### Exercise
Could you filter the records below and keep only the lines with the word "refresh"?

===

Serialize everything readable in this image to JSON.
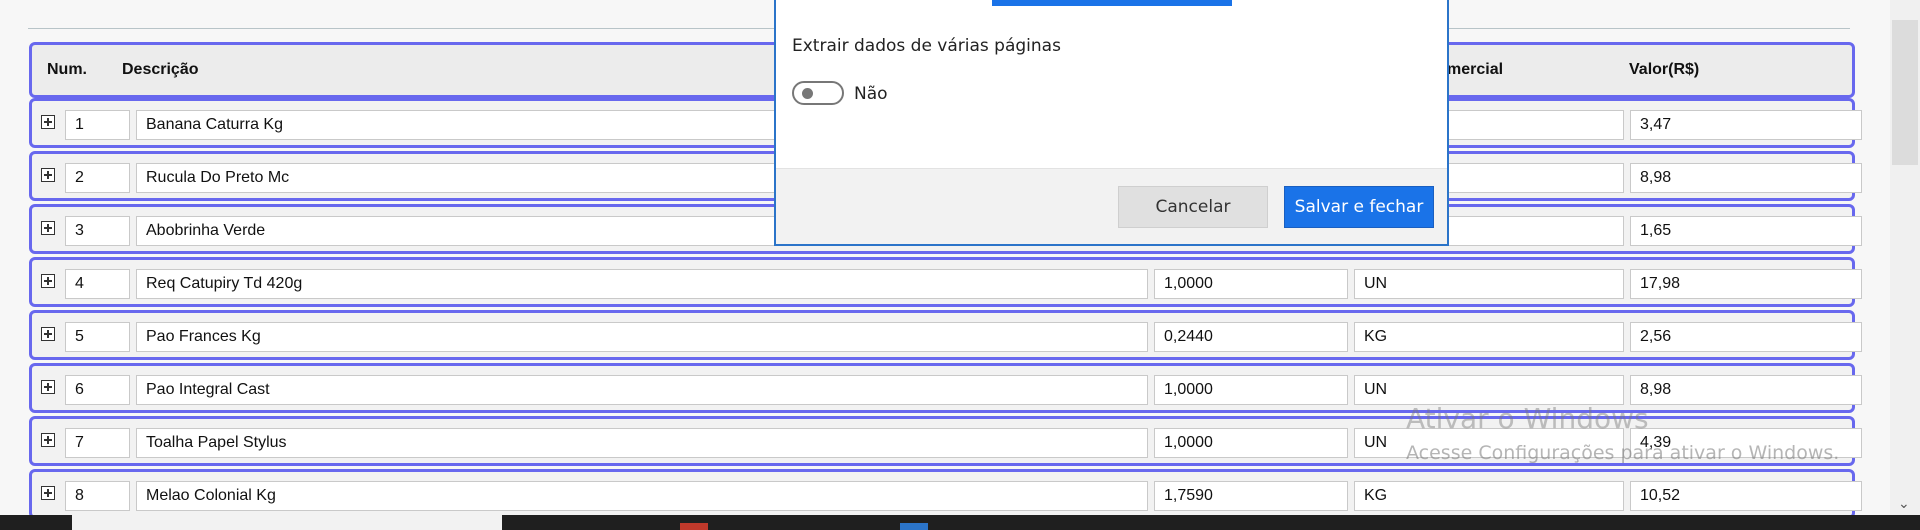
{
  "header": {
    "num": "Num.",
    "descricao": "Descrição",
    "unidade": "mercial",
    "valor": "Valor(R$)"
  },
  "rows": [
    {
      "num": "1",
      "desc": "Banana Caturra Kg",
      "qtd": "",
      "un": "",
      "valor": "3,47"
    },
    {
      "num": "2",
      "desc": "Rucula Do Preto Mc",
      "qtd": "",
      "un": "",
      "valor": "8,98"
    },
    {
      "num": "3",
      "desc": "Abobrinha Verde",
      "qtd": "",
      "un": "",
      "valor": "1,65"
    },
    {
      "num": "4",
      "desc": "Req Catupiry Td 420g",
      "qtd": "1,0000",
      "un": "UN",
      "valor": "17,98"
    },
    {
      "num": "5",
      "desc": "Pao Frances Kg",
      "qtd": "0,2440",
      "un": "KG",
      "valor": "2,56"
    },
    {
      "num": "6",
      "desc": "Pao Integral Cast",
      "qtd": "1,0000",
      "un": "UN",
      "valor": "8,98"
    },
    {
      "num": "7",
      "desc": "Toalha Papel Stylus",
      "qtd": "1,0000",
      "un": "UN",
      "valor": "4,39"
    },
    {
      "num": "8",
      "desc": "Melao Colonial Kg",
      "qtd": "1,7590",
      "un": "KG",
      "valor": "10,52"
    }
  ],
  "modal": {
    "label": "Extrair dados de várias páginas",
    "toggle_text": "Não",
    "toggle_on": false,
    "cancel": "Cancelar",
    "save": "Salvar e fechar"
  },
  "watermark": {
    "line1": "Ativar o Windows",
    "line2": "Acesse Configurações para ativar o Windows."
  },
  "colors": {
    "row_border": "#6868ee",
    "primary": "#1a73e8"
  }
}
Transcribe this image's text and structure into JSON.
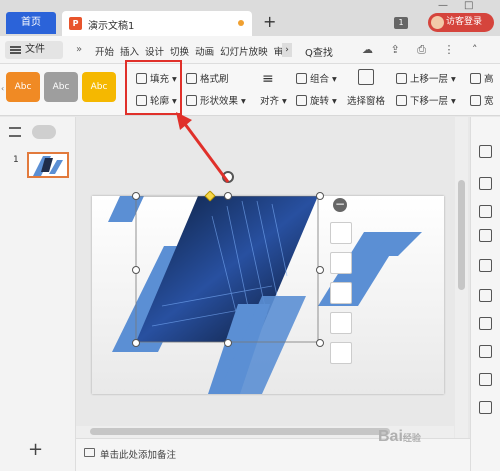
{
  "titlebar": {
    "home_tab": "首页",
    "doc_tab": "演示文稿1",
    "add_tab": "+",
    "page_badge": "1",
    "login_label": "访客登录",
    "win_min": "—",
    "win_max": "□"
  },
  "menubar": {
    "file_label": "文件",
    "expand": "»",
    "items": [
      "开始",
      "插入",
      "设计",
      "切换",
      "动画",
      "幻灯片放映",
      "审阅"
    ],
    "more": "›",
    "search_label": "Q查找"
  },
  "ribbon": {
    "styles": [
      {
        "label": "Abc",
        "color": "#f08a24"
      },
      {
        "label": "Abc",
        "color": "#9e9e9e"
      },
      {
        "label": "Abc",
        "color": "#f5b800"
      }
    ],
    "fill_label": "填充",
    "outline_label": "轮廓",
    "format_painter_label": "格式刷",
    "shape_effect_label": "形状效果",
    "align_label": "对齐",
    "group_label": "组合",
    "rotate_label": "旋转",
    "selection_pane_label": "选择窗格",
    "bring_forward_label": "上移一层",
    "send_backward_label": "下移一层",
    "high_label": "高",
    "width_label": "宽"
  },
  "leftpanel": {
    "slide_number": "1",
    "add_label": "+"
  },
  "notes": {
    "placeholder": "单击此处添加备注"
  },
  "watermark": {
    "text": "Bai",
    "suffix": "经验"
  },
  "colors": {
    "accent": "#2b63d9",
    "shape_blue": "#5b8fd4",
    "highlight_red": "#e0302a",
    "tab_orange": "#e8542c"
  }
}
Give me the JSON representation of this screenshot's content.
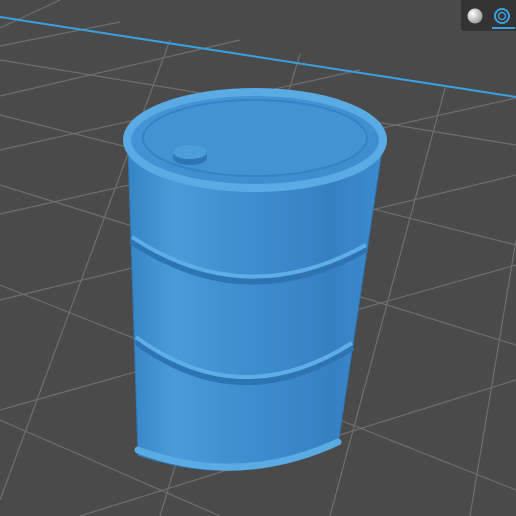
{
  "viewport": {
    "background_color": "#4a4a4a",
    "grid_color": "#6e6e6e",
    "axis_color": "#3aa0e0"
  },
  "model": {
    "name": "oil-drum",
    "color": "#3f8fd0",
    "highlight_color": "#6bb3e8",
    "shadow_color": "#2a6aa6"
  },
  "toolbar": {
    "buttons": [
      {
        "icon": "matcap-sphere-icon",
        "active": false
      },
      {
        "icon": "wireframe-sphere-icon",
        "active": true
      }
    ],
    "accent_color": "#3aa0e0"
  }
}
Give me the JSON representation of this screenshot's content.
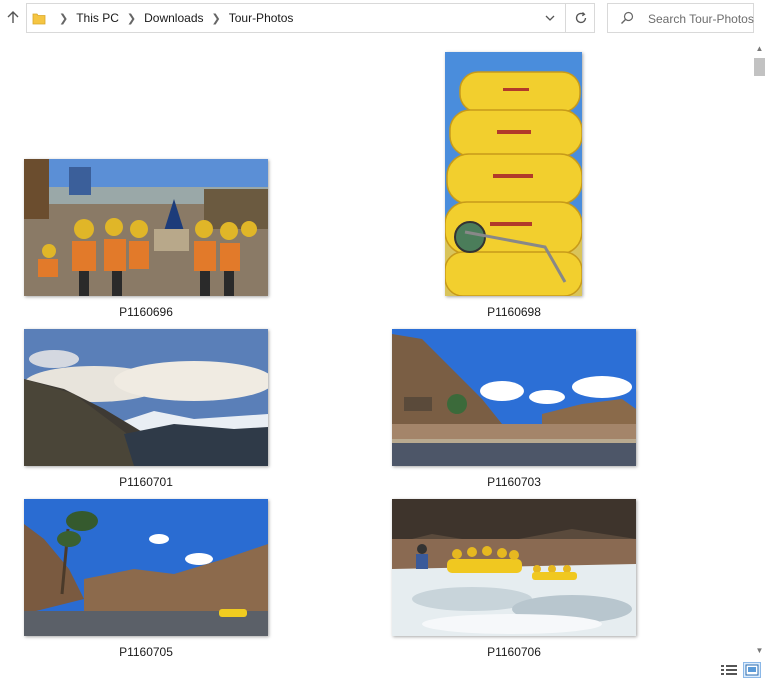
{
  "address": {
    "breadcrumbs": [
      "This PC",
      "Downloads",
      "Tour-Photos"
    ],
    "folder_icon": "folder-icon",
    "dropdown_icon": "chevron-down-icon",
    "refresh_icon": "refresh-icon"
  },
  "search": {
    "placeholder": "Search Tour-Photos",
    "icon": "search-icon"
  },
  "files": [
    {
      "name": "P1160696"
    },
    {
      "name": "P1160698"
    },
    {
      "name": "P1160701"
    },
    {
      "name": "P1160703"
    },
    {
      "name": "P1160705"
    },
    {
      "name": "P1160706"
    }
  ],
  "view_buttons": [
    "details-view-icon",
    "large-icons-view-icon"
  ],
  "colors": {
    "border": "#d9d9d9",
    "selected_view_bg": "#dcecfc",
    "folder_yellow": "#f5c542"
  }
}
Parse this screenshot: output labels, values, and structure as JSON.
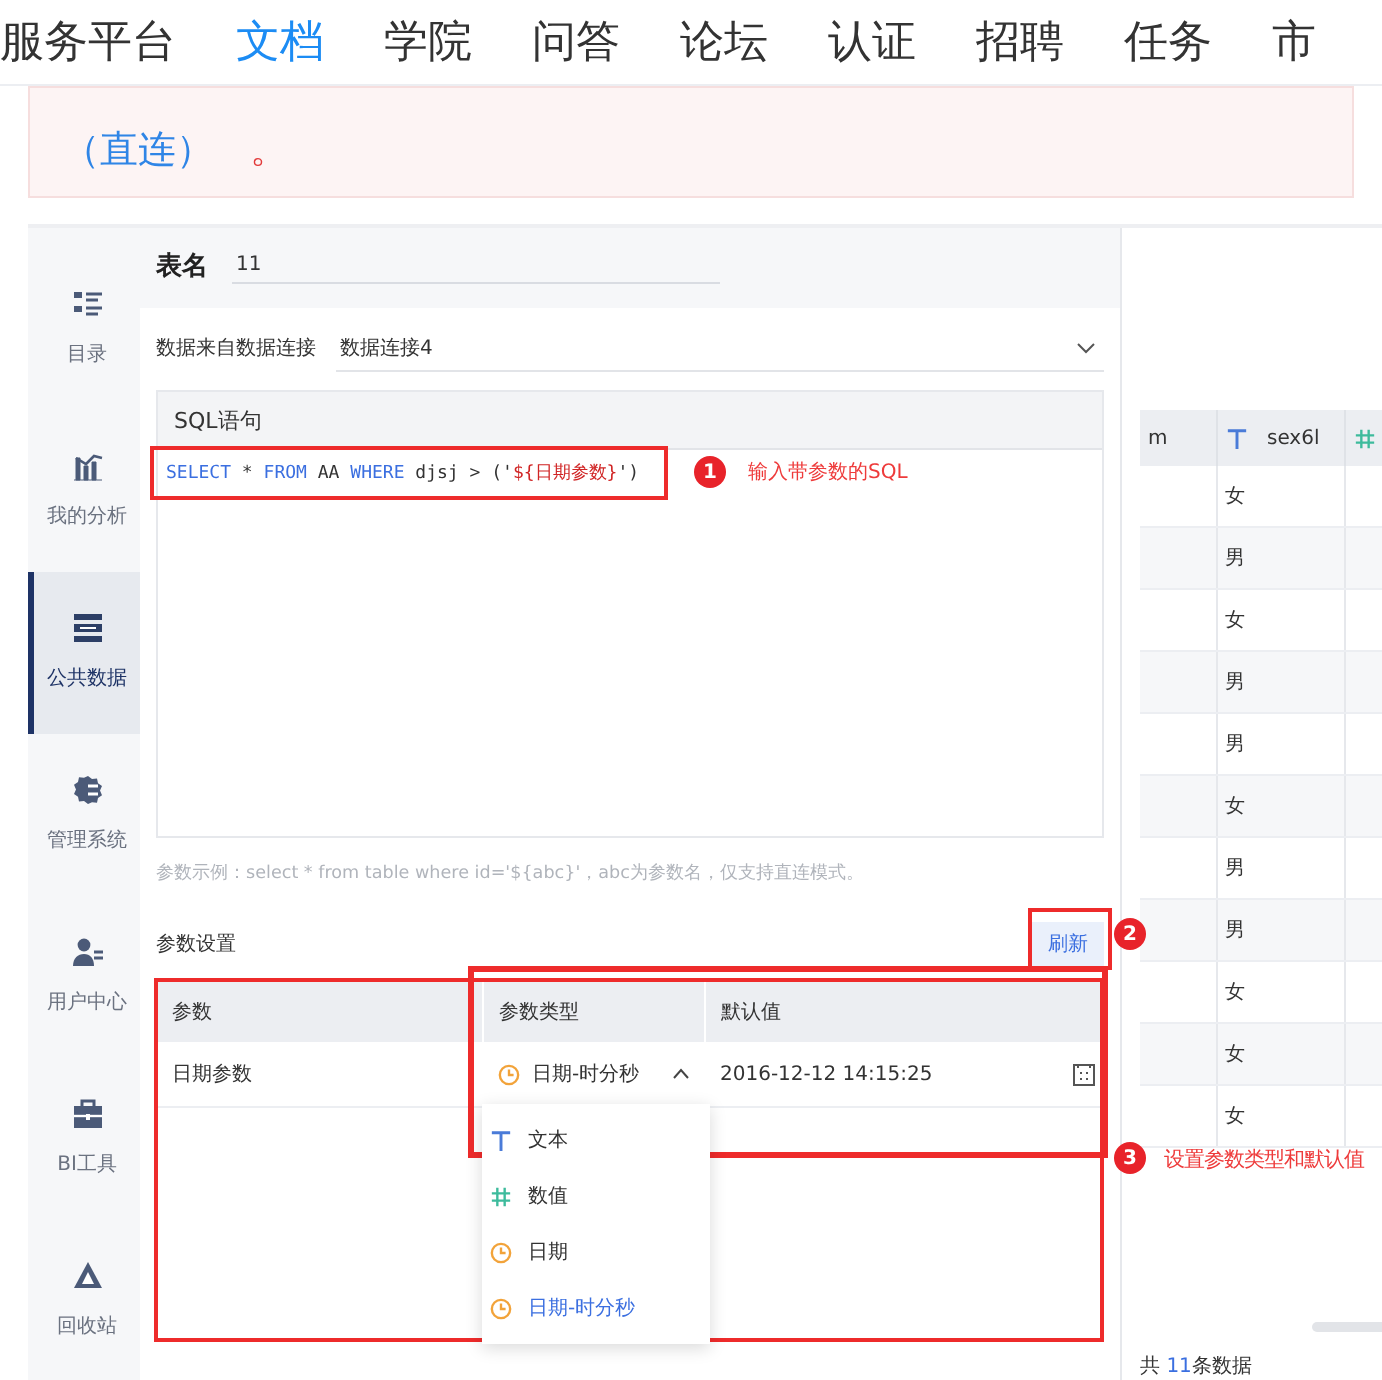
{
  "nav": {
    "items": [
      {
        "label": "服务平台",
        "selected": false
      },
      {
        "label": "文档",
        "selected": true
      },
      {
        "label": "学院",
        "selected": false
      },
      {
        "label": "问答",
        "selected": false
      },
      {
        "label": "论坛",
        "selected": false
      },
      {
        "label": "认证",
        "selected": false
      },
      {
        "label": "招聘",
        "selected": false
      },
      {
        "label": "任务",
        "selected": false
      },
      {
        "label": "市",
        "selected": false
      }
    ]
  },
  "notice": {
    "link": "（直连）",
    "tail": "。"
  },
  "sidebar": {
    "items": [
      {
        "label": "目录",
        "kind": "catalog",
        "selected": false
      },
      {
        "label": "我的分析",
        "kind": "analysis",
        "selected": false
      },
      {
        "label": "公共数据",
        "kind": "data",
        "selected": true
      },
      {
        "label": "管理系统",
        "kind": "system",
        "selected": false
      },
      {
        "label": "用户中心",
        "kind": "user",
        "selected": false
      },
      {
        "label": "BI工具",
        "kind": "tools",
        "selected": false
      },
      {
        "label": "回收站",
        "kind": "recycle",
        "selected": false
      }
    ]
  },
  "table_name": {
    "label": "表名",
    "value": "11"
  },
  "connection": {
    "label": "数据来自数据连接",
    "value": "数据连接4"
  },
  "sql": {
    "title": "SQL语句",
    "tokens": [
      {
        "text": "SELECT",
        "kind": "keyword"
      },
      {
        "text": " * ",
        "kind": "plain"
      },
      {
        "text": "FROM",
        "kind": "keyword"
      },
      {
        "text": " AA ",
        "kind": "plain"
      },
      {
        "text": "WHERE",
        "kind": "keyword"
      },
      {
        "text": " djsj > ('",
        "kind": "plain"
      },
      {
        "text": "${日期参数}",
        "kind": "param"
      },
      {
        "text": "')",
        "kind": "plain"
      }
    ]
  },
  "hint": "参数示例：select * from table where id='${abc}'，abc为参数名，仅支持直连模式。",
  "params": {
    "title": "参数设置",
    "refresh": "刷新",
    "columns": [
      "参数",
      "参数类型",
      "默认值"
    ],
    "rows": [
      {
        "name": "日期参数",
        "type": "日期-时分秒",
        "expanded": true,
        "default": "2016-12-12 14:15:25"
      }
    ],
    "options": [
      {
        "label": "文本",
        "kind": "text",
        "selected": false
      },
      {
        "label": "数值",
        "kind": "number",
        "selected": false
      },
      {
        "label": "日期",
        "kind": "date",
        "selected": false
      },
      {
        "label": "日期-时分秒",
        "kind": "date",
        "selected": true
      }
    ]
  },
  "preview": {
    "columns": [
      {
        "label": "m"
      },
      {
        "label": "sex6l",
        "kind": "text"
      },
      {
        "kind": "number"
      }
    ],
    "rows": [
      "女",
      "男",
      "女",
      "男",
      "男",
      "女",
      "男",
      "男",
      "女",
      "女",
      "女"
    ],
    "footer": {
      "prefix": "共",
      "count": "11",
      "suffix": "条数据"
    }
  },
  "annotations": [
    {
      "number": "1",
      "text": "输入带参数的SQL"
    },
    {
      "number": "2"
    },
    {
      "number": "3",
      "text": "设置参数类型和默认值"
    }
  ]
}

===

### Response for this exercise
    "refresh_icon": "refresh-icon"
    "refresh": "刷新",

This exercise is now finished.